SANTIAGO May 3 Sebastian Pinera, the
front-runner to win Chile's 2017 presidential election, promised
on Wednesday to push for a $20 billion infrastructure spending
program and emphasize economic growth as he outlined his policy
The conservative candidate, who previously led Chile between
2006 and 2010, looks to be assured of securing the backing of
the right-wing Chile Vamos coalition during its primary in July.
Pinera left office with low popularity ratings but is hoping
to make a comeback on the back of disgruntlement with the
center-left government of President Michelle Bachelet and deep
divisions within her coalition.
"In the past three years we have lost our path and rhythm
and stagnated," Pinera said in a policy document published on
He pledged to focus on job creation, tackle delinquency, and
improve education, health and pensions, all of which surveys
show are key issues for Chileans.
Pinera's program suggests he will make tweaks rather than
radical changes to the policies of top copper exporter Chile,
regarded as a Latin American economic success story despite a
recent slowdown in economic growth.
Most eye-catching is a pledge to invest $20 billion over
eight years in public-private infrastructure projects, including
new highways and airports and the continued extension of
Santiago's metro system.
The tax system, which was overhauled by Bachelet, would be
simplified, without the overall burden changing but with
possible changes to corporate taxes, according to Pinera's
program. A controversial labor reform to strengthen unions that
recently became law would also be revised, it said.
Under Pinera's program, pension contributions would rise to
14 percent from the current 10 percent, to address widespread

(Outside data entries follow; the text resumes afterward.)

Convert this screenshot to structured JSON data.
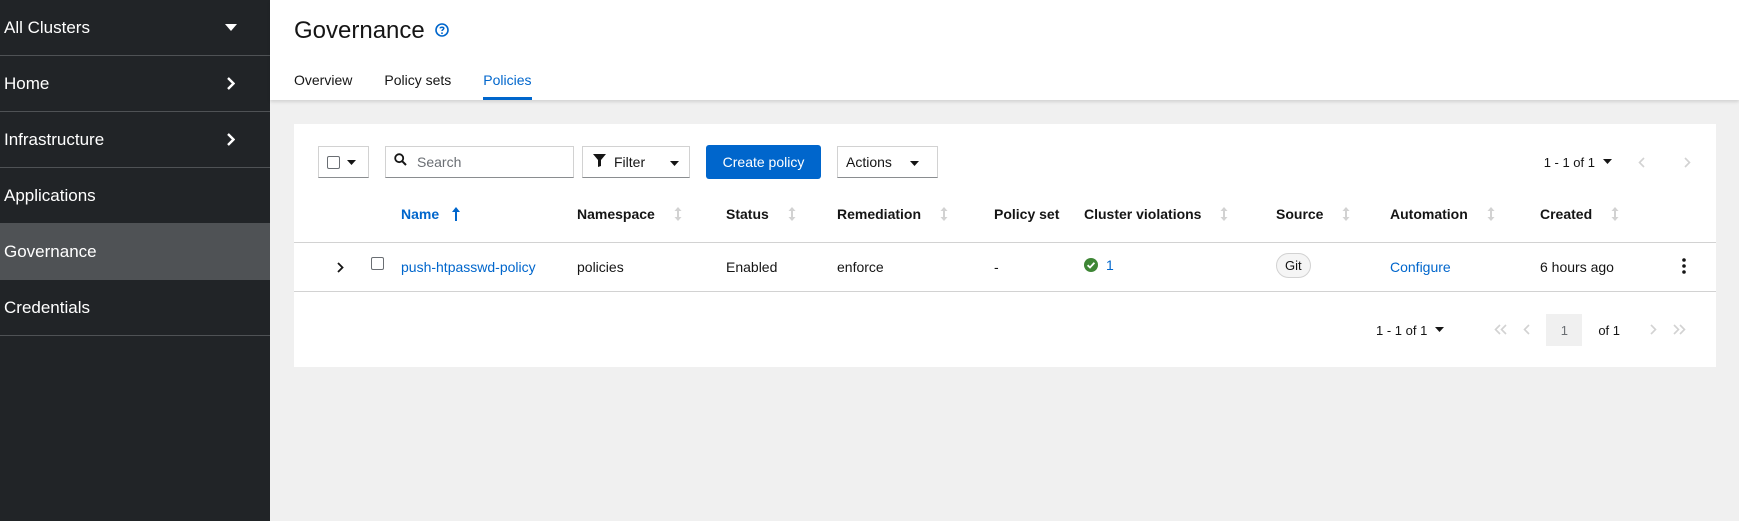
{
  "sidebar": {
    "cluster_switcher": "All Clusters",
    "items": [
      {
        "label": "Home"
      },
      {
        "label": "Infrastructure"
      },
      {
        "label": "Applications"
      },
      {
        "label": "Governance"
      },
      {
        "label": "Credentials"
      }
    ],
    "active": "Governance"
  },
  "header": {
    "title": "Governance",
    "tabs": [
      {
        "label": "Overview"
      },
      {
        "label": "Policy sets"
      },
      {
        "label": "Policies"
      }
    ],
    "active_tab": "Policies"
  },
  "toolbar": {
    "search_placeholder": "Search",
    "filter_label": "Filter",
    "create_label": "Create policy",
    "actions_label": "Actions"
  },
  "pagination_top": {
    "range": "1 - 1 of 1"
  },
  "table": {
    "columns": [
      "Name",
      "Namespace",
      "Status",
      "Remediation",
      "Policy set",
      "Cluster violations",
      "Source",
      "Automation",
      "Created"
    ],
    "rows": [
      {
        "name": "push-htpasswd-policy",
        "namespace": "policies",
        "status": "Enabled",
        "remediation": "enforce",
        "policy_set": "-",
        "cluster_violations": "1",
        "source": "Git",
        "automation": "Configure",
        "created": "6 hours ago"
      }
    ]
  },
  "pagination_bottom": {
    "range": "1 - 1 of 1",
    "current_page": "1",
    "of_pages": "of 1"
  },
  "colors": {
    "accent": "#0066cc",
    "sidebar_bg": "#212427",
    "success": "#3e8635"
  }
}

discontent that the nation's privatized pension system has left
retirees struggling. Bachelet's government has said it plans to
increase contributions to 15 percent.

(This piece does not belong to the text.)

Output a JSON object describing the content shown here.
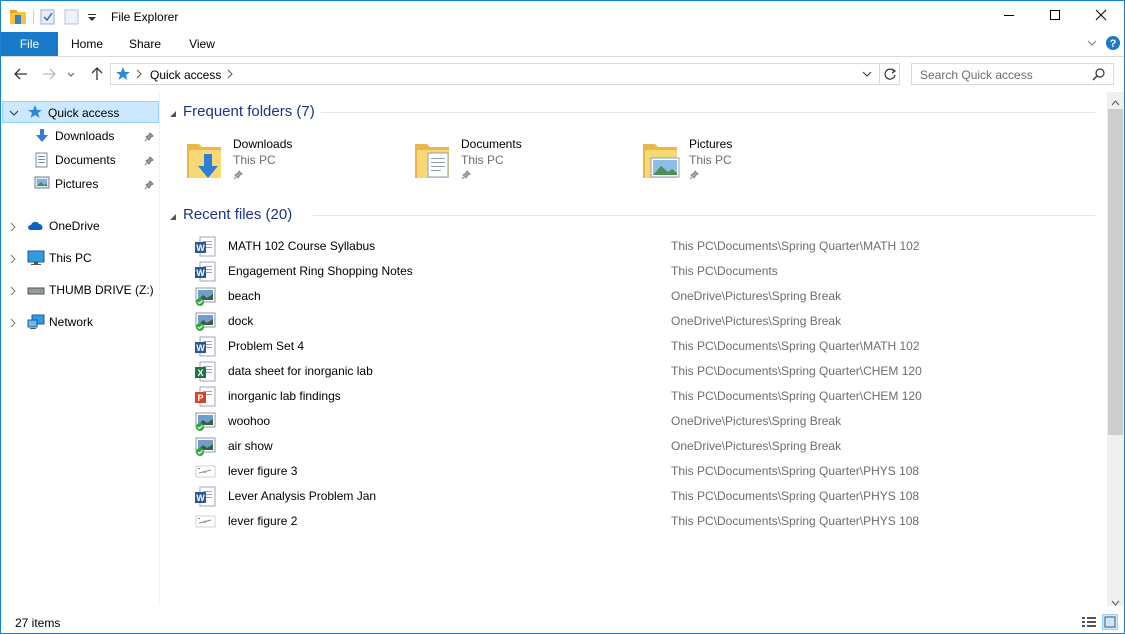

Polls suggest Pinera has a healthy lead over his nearest
opponent, leftist Alejandro Guillier, in the first round of the
presidential election scheduled for Nov. 19, but that a second
round run-off would likely be close.
(Reporting by Rosalba O'Brien; Editing by Paul Simao)